## YOUR GOAL:
Locate the string "Kompakt" in the listing below. Copy every line where it is found.

[DATA TO PROCESS]

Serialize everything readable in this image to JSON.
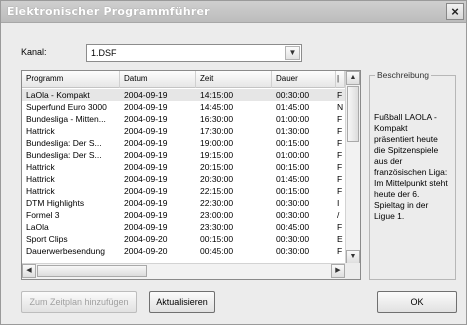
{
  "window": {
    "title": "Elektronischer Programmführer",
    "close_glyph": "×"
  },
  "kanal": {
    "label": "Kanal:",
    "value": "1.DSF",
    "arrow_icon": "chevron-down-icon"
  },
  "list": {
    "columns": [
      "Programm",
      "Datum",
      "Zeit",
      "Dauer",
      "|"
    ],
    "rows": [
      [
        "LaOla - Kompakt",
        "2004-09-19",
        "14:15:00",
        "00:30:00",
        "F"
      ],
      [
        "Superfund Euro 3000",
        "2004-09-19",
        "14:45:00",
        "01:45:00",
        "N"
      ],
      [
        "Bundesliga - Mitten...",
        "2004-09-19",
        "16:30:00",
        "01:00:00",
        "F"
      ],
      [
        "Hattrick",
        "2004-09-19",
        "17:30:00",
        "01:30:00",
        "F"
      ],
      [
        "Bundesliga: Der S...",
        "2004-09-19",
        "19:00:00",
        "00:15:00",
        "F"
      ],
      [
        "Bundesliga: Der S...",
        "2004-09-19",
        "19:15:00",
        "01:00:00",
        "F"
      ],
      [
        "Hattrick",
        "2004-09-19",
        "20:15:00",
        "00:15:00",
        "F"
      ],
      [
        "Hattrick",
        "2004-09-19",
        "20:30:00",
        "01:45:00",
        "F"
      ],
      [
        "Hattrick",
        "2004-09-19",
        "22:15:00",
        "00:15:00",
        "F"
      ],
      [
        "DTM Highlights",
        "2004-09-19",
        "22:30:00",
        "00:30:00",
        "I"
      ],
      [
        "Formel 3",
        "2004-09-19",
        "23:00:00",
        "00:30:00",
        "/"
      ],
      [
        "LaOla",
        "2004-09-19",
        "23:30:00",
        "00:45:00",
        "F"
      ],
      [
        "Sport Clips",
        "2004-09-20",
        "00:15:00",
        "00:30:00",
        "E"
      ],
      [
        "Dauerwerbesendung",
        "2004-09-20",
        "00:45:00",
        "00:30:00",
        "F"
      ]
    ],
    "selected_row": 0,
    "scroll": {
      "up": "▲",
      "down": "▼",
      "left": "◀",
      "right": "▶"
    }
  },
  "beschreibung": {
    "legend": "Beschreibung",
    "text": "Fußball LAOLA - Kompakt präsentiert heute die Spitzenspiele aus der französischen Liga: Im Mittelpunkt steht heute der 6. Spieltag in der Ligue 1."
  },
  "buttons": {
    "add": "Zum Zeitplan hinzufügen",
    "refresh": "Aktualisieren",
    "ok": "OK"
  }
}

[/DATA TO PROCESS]
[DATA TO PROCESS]

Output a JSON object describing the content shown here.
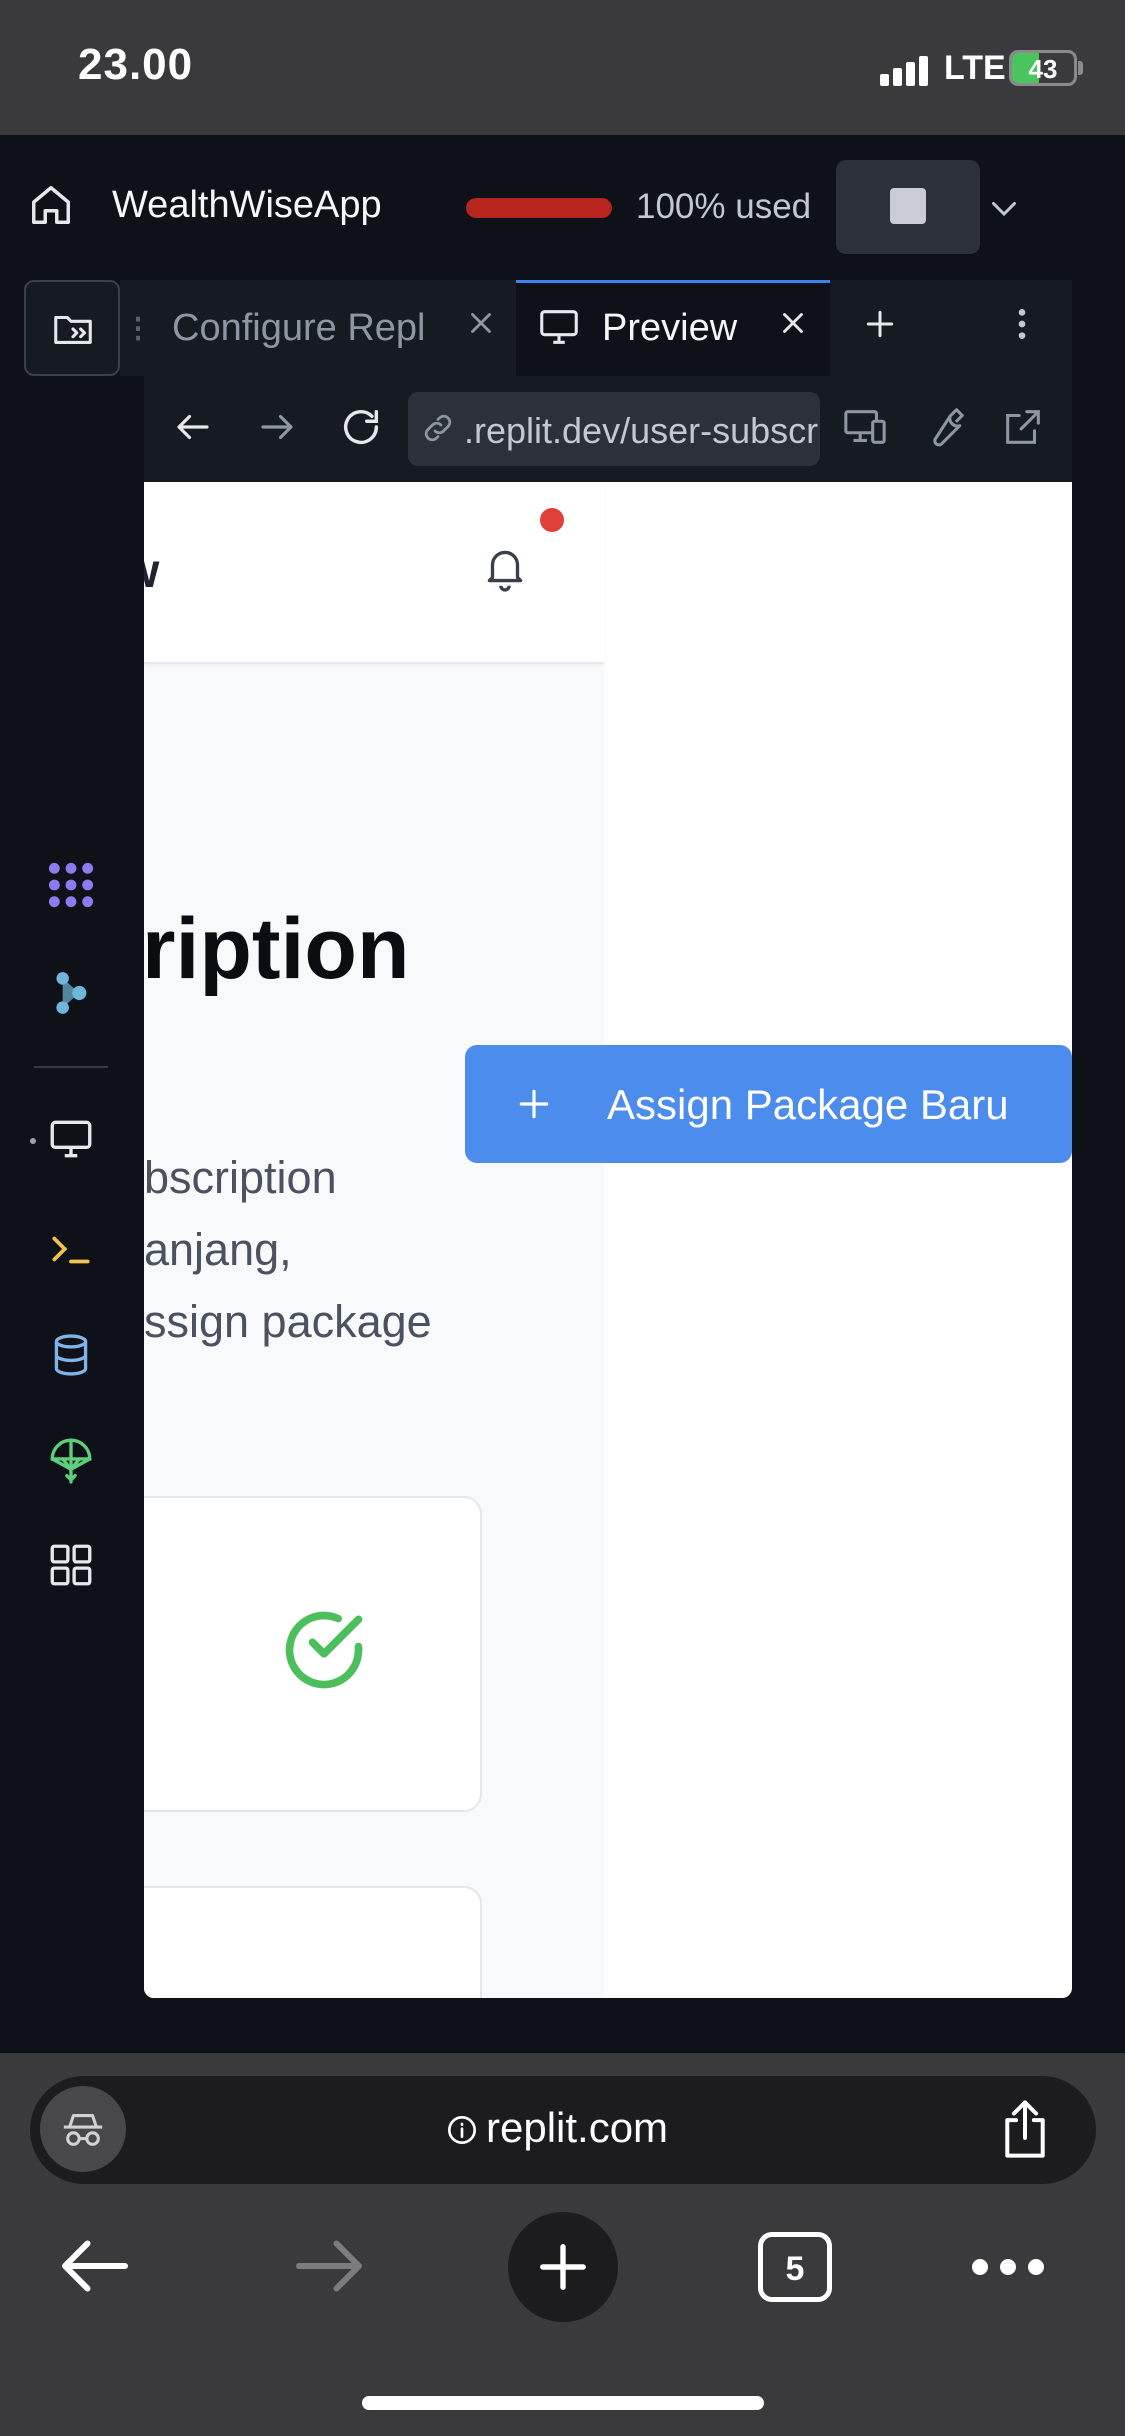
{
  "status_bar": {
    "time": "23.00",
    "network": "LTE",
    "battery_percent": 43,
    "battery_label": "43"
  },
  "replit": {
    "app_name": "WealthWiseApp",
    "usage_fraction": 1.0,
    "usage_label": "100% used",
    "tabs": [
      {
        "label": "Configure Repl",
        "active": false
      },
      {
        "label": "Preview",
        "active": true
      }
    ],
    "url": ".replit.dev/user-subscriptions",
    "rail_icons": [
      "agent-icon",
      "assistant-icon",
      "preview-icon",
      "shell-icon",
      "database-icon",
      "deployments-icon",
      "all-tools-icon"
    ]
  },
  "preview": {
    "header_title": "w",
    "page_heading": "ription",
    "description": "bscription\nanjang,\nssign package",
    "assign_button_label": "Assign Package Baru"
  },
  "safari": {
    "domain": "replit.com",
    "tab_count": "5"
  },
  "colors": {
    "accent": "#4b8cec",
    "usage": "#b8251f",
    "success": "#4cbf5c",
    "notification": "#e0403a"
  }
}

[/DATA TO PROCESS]

## SOLUTION:
        "LaOla - Kompakt",
    "text": "Fußball LAOLA - Kompakt präsentiert heute die Spitzenspiele aus der französischen Liga: Im Mittelpunkt steht heute der 6. Spieltag in der Ligue 1."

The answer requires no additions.